When the string "JSON" is part of a line in the data below, report the whole line.
┌─ Data for analysis
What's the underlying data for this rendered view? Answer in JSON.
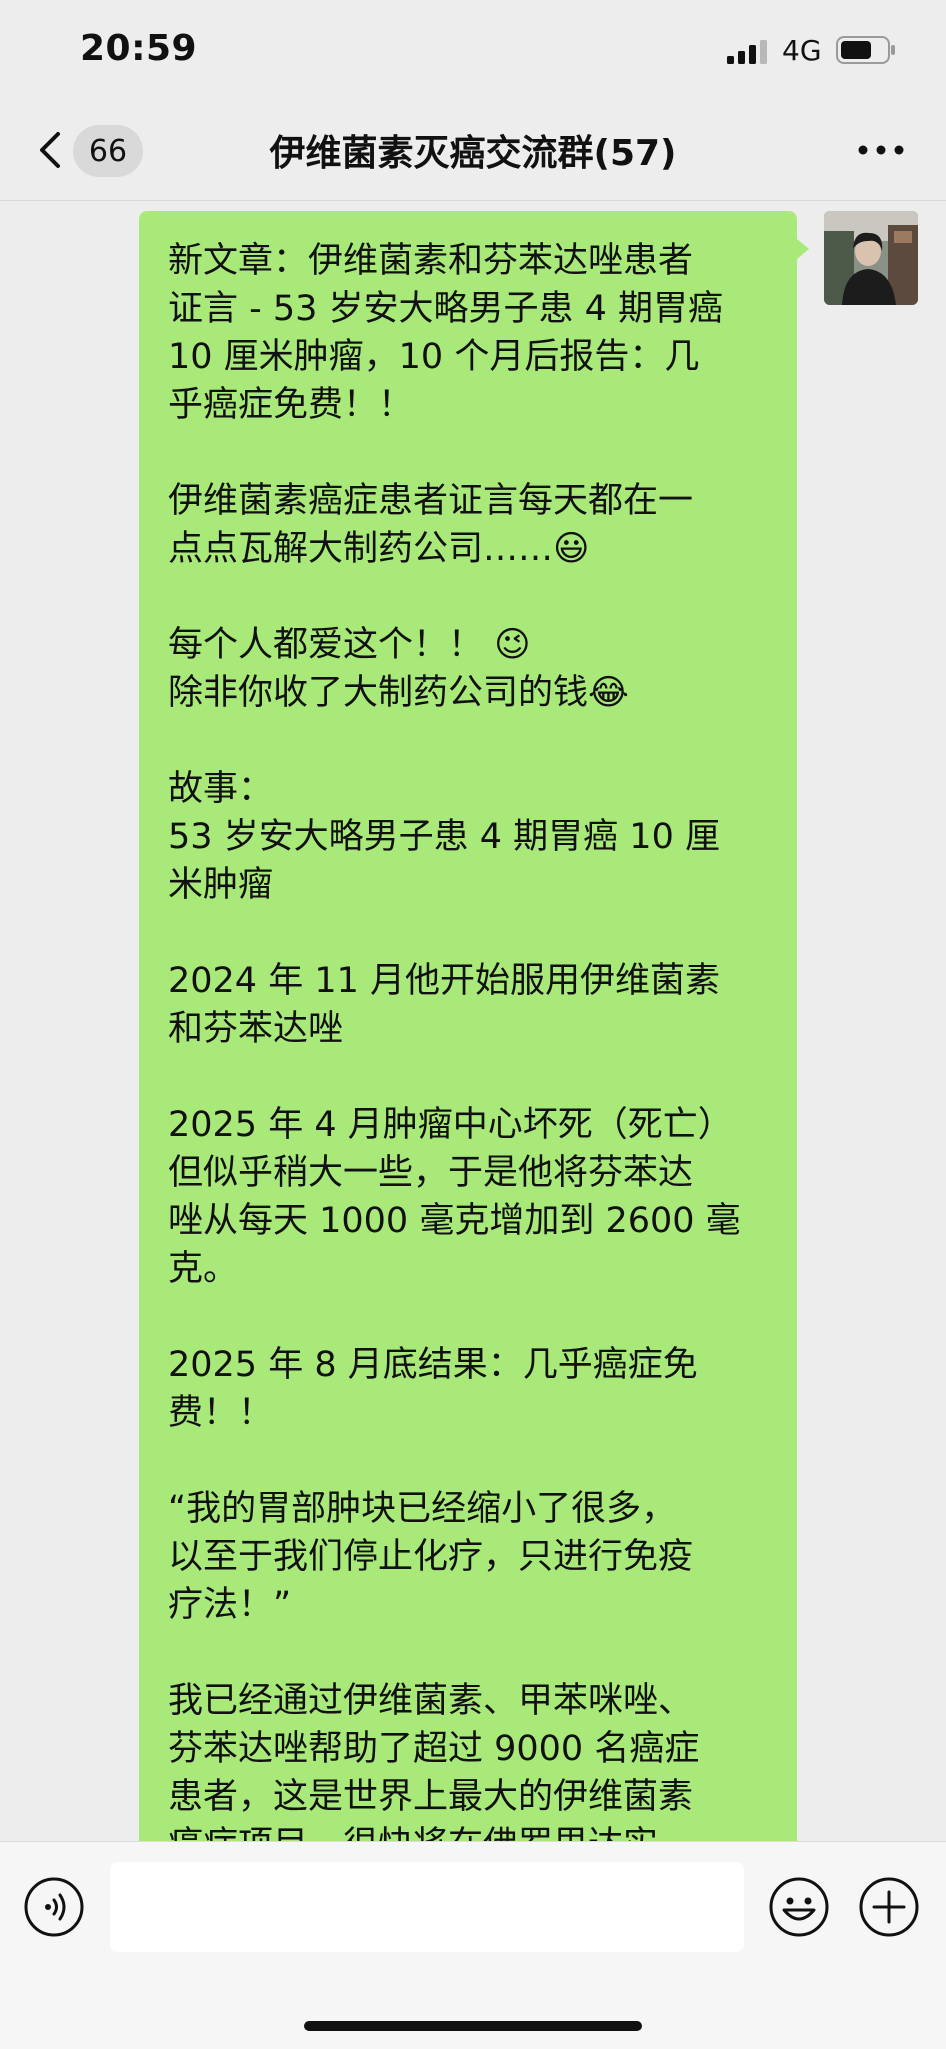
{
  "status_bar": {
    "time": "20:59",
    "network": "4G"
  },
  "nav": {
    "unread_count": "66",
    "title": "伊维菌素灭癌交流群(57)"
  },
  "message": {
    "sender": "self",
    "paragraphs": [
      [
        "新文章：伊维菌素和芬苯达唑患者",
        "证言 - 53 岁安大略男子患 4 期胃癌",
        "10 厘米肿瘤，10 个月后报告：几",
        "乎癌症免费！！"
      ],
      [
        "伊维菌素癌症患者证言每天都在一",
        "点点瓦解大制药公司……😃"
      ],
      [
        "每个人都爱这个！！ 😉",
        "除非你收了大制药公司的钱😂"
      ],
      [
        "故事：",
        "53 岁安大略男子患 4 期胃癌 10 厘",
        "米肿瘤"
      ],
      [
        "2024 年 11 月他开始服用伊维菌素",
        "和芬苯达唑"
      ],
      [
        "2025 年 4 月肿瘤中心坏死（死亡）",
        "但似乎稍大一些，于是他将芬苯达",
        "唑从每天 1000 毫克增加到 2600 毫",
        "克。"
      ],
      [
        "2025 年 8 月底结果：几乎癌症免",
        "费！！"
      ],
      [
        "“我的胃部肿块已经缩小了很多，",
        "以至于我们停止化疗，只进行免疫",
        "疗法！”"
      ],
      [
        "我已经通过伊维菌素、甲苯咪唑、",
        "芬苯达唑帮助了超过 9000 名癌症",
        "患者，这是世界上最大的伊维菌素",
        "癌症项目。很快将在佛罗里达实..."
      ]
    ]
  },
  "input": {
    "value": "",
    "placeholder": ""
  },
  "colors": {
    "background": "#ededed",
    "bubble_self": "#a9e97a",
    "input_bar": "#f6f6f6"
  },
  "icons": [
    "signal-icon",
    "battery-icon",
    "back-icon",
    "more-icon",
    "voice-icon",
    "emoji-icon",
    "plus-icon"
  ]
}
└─
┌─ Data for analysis
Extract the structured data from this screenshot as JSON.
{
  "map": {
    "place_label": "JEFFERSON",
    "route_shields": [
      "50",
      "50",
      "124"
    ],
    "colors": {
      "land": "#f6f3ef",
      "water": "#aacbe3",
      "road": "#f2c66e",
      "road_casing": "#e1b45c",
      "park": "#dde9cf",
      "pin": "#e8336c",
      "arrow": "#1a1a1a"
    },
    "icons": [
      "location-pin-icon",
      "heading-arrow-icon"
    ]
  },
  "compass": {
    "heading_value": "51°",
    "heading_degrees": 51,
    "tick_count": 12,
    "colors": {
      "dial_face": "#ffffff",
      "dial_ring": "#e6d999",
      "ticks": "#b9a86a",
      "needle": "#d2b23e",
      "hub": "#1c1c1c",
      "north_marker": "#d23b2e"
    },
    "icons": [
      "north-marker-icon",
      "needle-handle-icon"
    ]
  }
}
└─
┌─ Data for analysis
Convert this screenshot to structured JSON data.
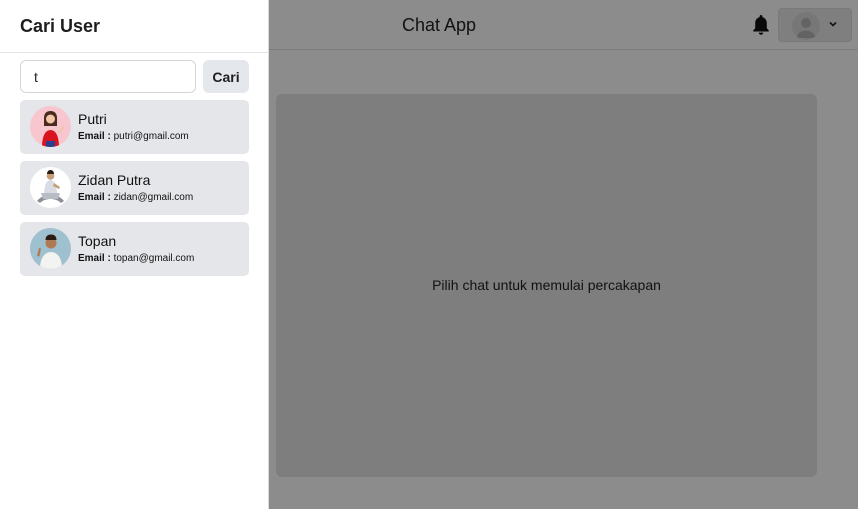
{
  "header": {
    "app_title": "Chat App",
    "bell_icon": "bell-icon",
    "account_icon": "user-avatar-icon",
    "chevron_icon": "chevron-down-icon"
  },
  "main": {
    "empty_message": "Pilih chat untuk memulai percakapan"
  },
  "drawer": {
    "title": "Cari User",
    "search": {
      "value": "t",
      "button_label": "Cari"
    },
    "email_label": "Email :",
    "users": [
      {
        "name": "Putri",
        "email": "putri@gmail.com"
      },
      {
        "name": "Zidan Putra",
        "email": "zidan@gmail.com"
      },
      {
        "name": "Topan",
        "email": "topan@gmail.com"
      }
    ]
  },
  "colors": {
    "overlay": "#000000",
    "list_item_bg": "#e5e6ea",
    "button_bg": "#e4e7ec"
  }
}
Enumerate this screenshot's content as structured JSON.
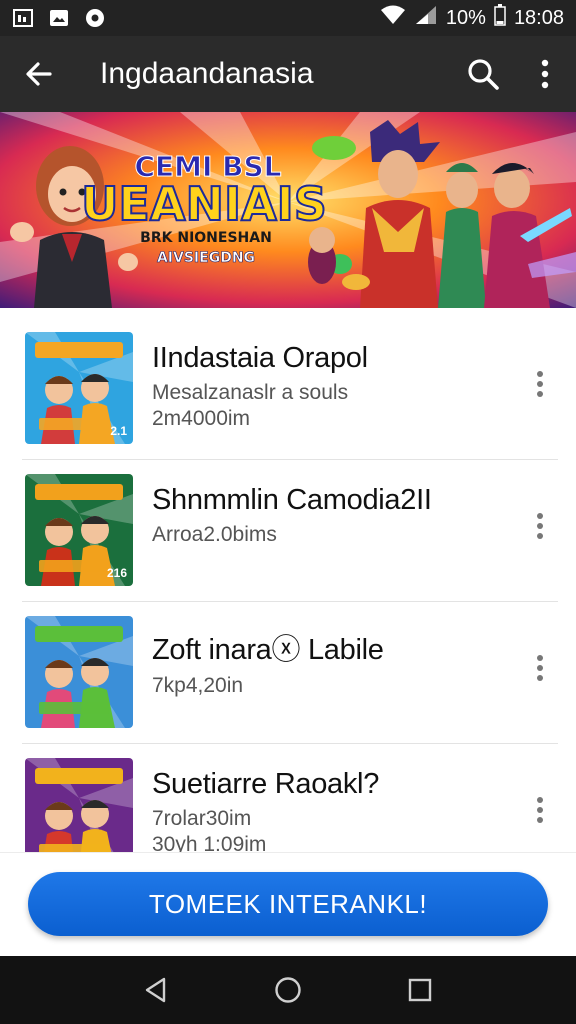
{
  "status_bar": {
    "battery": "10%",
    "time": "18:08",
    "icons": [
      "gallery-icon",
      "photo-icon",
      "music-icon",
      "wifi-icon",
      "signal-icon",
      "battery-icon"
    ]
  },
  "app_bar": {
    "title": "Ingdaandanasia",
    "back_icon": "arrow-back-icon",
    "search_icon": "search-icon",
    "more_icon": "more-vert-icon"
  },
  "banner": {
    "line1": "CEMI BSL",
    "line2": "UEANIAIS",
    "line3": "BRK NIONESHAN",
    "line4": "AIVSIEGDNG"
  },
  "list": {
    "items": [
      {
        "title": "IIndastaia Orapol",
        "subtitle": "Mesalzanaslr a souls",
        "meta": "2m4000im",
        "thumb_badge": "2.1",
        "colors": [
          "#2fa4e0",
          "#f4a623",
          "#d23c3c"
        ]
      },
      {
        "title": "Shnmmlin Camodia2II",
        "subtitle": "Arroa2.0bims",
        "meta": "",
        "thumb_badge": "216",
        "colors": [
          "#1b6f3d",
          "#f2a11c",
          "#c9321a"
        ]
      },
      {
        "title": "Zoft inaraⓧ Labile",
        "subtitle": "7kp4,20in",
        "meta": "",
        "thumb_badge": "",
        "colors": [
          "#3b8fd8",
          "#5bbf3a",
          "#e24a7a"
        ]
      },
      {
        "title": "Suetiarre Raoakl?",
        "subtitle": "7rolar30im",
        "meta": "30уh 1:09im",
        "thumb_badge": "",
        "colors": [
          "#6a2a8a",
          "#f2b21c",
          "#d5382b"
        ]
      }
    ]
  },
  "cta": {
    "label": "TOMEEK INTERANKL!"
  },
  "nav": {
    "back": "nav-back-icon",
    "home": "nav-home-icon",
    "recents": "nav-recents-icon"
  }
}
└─
● **Answer to the problem**
What's the underlying data for this rendered view? Answer in JSON.
Extract the structured data from this screenshot as JSON.
Convert this screenshot to structured JSON data.
Enumerate this screenshot's content as structured JSON.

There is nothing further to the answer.